I have since incorporated a rest and rejuvenate routine into my weekends. While I still often think, 'what’s next?', choosing to be mindful and reflective opens up the opportunity to be more intentional about the next steps.
I often discuss future goal-setting with my children, as they are all in a transitory stage in their lives. I have a junior in college, and a junior and senior in highschool. Understandably, these conversations can be a source of stress and anxiety, especially for a young, developing mind. Transitions in life often bring individuals into therapy to seek ways to navigate change in a positive, healthy manner. My goal as a therapist and teacher is to encourage my clients, students, and children to engage in Art Therapy, journaling, meditation, and read a book in order to manage stress.
The days are long, and the years fly by.

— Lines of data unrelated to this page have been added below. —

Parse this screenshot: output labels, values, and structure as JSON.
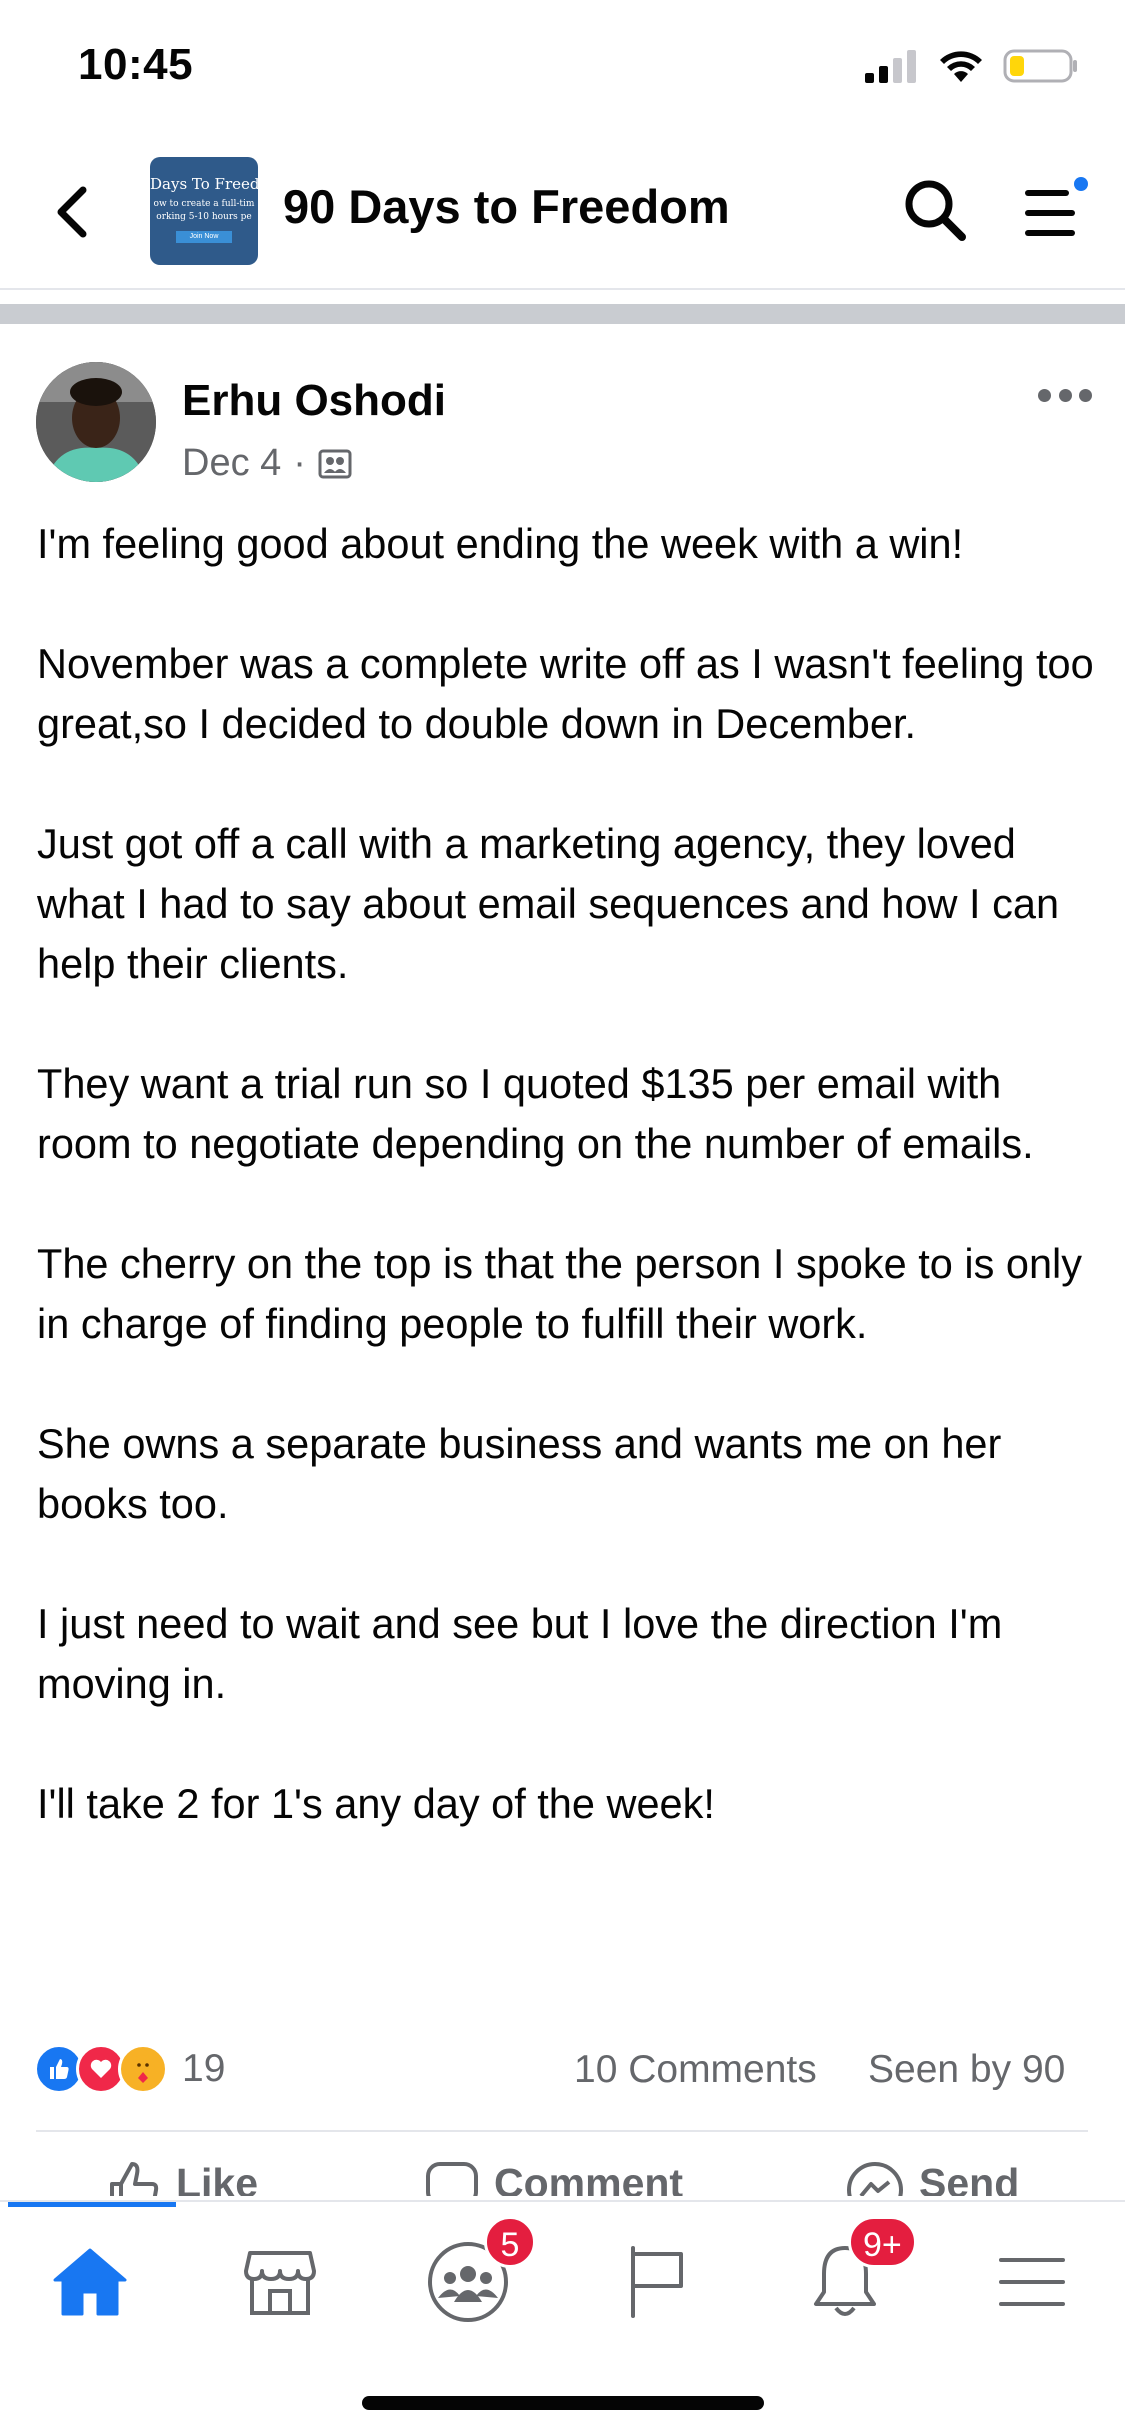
{
  "status_bar": {
    "time": "10:45",
    "icons": [
      "signal-icon",
      "wifi-icon",
      "battery-icon"
    ]
  },
  "header": {
    "group_name": "90 Days to Freedom",
    "thumbnail": {
      "line1": "Days To Freedom",
      "line2": "ow to create a full-tim",
      "line3": "orking 5-10 hours pe",
      "button": "Join Now"
    },
    "icons": [
      "back-icon",
      "search-icon",
      "menu-icon"
    ]
  },
  "post": {
    "author": "Erhu Oshodi",
    "date": "Dec 4",
    "separator": "·",
    "paragraphs": [
      "I'm feeling good about ending the week with a win!",
      "November was a complete write off as I wasn't feeling too great,so I decided to double down in December.",
      "Just got off a call with a marketing agency, they loved what I had to say about email sequences and how I can help their clients.",
      "They want a trial run so I quoted $135 per email with room to negotiate depending on the number of emails.",
      "The cherry on the top is that the person I spoke to is only in charge of finding people to fulfill their work.",
      "She owns a separate business and wants me on her books too.",
      "I just need to wait and see but I love the direction I'm moving in.",
      "I'll take 2 for 1's any day of the week!"
    ],
    "reaction_count": "19",
    "comments": "10 Comments",
    "seen_by": "Seen by 90",
    "actions": {
      "like": "Like",
      "comment": "Comment",
      "send": "Send"
    }
  },
  "tab_bar": {
    "tabs": [
      "home",
      "marketplace",
      "groups",
      "pages",
      "notifications",
      "menu"
    ],
    "active": "home",
    "groups_badge": "5",
    "notifications_badge": "9+"
  },
  "colors": {
    "accent": "#1877f2",
    "text": "#050505",
    "secondary_text": "#65676b",
    "badge": "#e41e3f"
  }
}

Two years seemed like a long time when the program first started but looking back, it went by rather quickly. My oldest son recently realized how fast time flies when talking to his siblings about the time he learned how to drive. Four years later, his youngest sibling is now learning and that’s when it hit him, “Where did 4 years go?”. This sparked a conversation about living in the moment and making the most of the time that we have. If we set a long-term goal for ourselves, we can fill our time with activities that will help us reach that goal. During a time of reflection, we can appreciate the small accomplishments that lead up to our bigger, more complicated achievements. And while the years seem to fly by, at least they will be full of lived experiences.
Activity: 5 Minute Commitments
The last two years taught me that time is both inflexible and flexible. Inflexible due to the fact 5 minutes is 5 minutes. Flexible because we have a choice on how to use those 5 minutes.
Write down at least 5 goals you would like to accomplish today, but while doing so, pretend that time isn’t an issue. On your list, make sure you include some self-care items, like yoga, walking, or journaling.
Once you have completed that list, choose one or two items and give yourself 5 minutes to complete it. If one item is to go for a walk, quickly grab your shoes, jacket, phone and keys and take a brief walk outside. If it’s Yoga, remove your socks, grab a mat, and throw on a 5 minute yoga routine on YouTube.
Once you have accomplished a goal, head back to your list and cross it off. The reason why we want to do this in 5 minute intervals is two-fold:
You may realize that once you are walking outside (or engaging in another item on your list), you may decide that you would like to dedicate a little more time to that activity. That is completely fine, as the goal is to be productive.
You will feel a sense of accomplishment, which may motivate you to continue checking off things on your to-do list.
For more therapeutic activities and resources on how to incorporate Art Therapy into your life, read more from Lynn's Creative Expressions Blog.
Learn more about Art Therapy and Lynn Cukaj, Board Certified Art Therapist here: www.CreativeExpressionsConsulting.com